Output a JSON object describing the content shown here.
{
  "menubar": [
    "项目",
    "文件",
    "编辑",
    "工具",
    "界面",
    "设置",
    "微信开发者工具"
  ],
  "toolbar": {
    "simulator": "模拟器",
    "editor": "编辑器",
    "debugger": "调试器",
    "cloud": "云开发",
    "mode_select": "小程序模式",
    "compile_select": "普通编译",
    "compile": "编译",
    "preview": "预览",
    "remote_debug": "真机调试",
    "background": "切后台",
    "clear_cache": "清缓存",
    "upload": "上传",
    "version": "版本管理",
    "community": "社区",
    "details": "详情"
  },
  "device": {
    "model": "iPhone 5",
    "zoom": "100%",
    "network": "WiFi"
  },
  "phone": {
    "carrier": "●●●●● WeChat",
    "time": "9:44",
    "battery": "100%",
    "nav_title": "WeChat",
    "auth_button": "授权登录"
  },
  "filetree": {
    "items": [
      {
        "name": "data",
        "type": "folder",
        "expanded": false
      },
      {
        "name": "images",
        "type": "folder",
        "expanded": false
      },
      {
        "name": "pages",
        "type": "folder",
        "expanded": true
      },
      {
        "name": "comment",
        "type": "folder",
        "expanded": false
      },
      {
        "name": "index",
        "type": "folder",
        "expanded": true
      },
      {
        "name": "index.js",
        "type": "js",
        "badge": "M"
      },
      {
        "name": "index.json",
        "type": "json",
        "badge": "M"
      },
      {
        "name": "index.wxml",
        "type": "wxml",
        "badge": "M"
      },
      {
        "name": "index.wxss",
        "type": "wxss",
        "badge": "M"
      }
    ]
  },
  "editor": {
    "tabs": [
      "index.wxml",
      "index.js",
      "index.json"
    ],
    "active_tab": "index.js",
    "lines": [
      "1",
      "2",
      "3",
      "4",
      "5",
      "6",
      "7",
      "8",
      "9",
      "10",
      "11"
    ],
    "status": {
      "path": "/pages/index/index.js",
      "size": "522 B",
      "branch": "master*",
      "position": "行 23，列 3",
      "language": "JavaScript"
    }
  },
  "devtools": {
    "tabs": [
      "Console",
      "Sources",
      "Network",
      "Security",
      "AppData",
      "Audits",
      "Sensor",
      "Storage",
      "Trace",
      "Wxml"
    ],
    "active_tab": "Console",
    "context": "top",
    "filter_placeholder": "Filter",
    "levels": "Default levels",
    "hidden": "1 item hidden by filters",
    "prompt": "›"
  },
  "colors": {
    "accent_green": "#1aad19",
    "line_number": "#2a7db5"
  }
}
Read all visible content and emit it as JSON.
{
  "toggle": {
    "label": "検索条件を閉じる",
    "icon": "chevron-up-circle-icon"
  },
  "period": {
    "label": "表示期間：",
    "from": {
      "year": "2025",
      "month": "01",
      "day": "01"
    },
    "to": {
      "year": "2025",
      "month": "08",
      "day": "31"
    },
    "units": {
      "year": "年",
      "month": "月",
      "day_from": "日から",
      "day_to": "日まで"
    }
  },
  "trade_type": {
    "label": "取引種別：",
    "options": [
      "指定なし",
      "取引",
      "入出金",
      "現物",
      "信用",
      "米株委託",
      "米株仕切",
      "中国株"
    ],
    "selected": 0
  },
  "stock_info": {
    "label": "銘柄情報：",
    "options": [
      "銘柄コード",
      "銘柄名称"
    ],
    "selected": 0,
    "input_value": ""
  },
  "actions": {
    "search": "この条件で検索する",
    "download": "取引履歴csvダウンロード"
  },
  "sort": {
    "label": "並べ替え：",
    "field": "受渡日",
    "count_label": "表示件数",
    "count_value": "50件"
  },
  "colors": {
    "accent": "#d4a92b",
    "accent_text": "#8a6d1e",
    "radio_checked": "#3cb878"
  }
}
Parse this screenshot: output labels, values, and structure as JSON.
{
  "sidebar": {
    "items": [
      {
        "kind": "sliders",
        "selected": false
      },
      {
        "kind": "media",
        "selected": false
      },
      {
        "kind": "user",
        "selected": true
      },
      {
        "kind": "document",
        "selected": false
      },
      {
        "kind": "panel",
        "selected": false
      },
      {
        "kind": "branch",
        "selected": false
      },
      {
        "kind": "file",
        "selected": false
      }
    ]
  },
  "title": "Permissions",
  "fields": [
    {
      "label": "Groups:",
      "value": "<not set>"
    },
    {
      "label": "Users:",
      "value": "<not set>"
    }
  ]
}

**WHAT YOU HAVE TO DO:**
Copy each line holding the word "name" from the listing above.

**TASK RESULT:**
        "name": "data",
        "name": "images",
        "name": "pages",
        "name": "comment",
        "name": "index",
        "name": "index.js",
        "name": "index.json",
        "name": "index.wxml",
        "name": "index.wxss",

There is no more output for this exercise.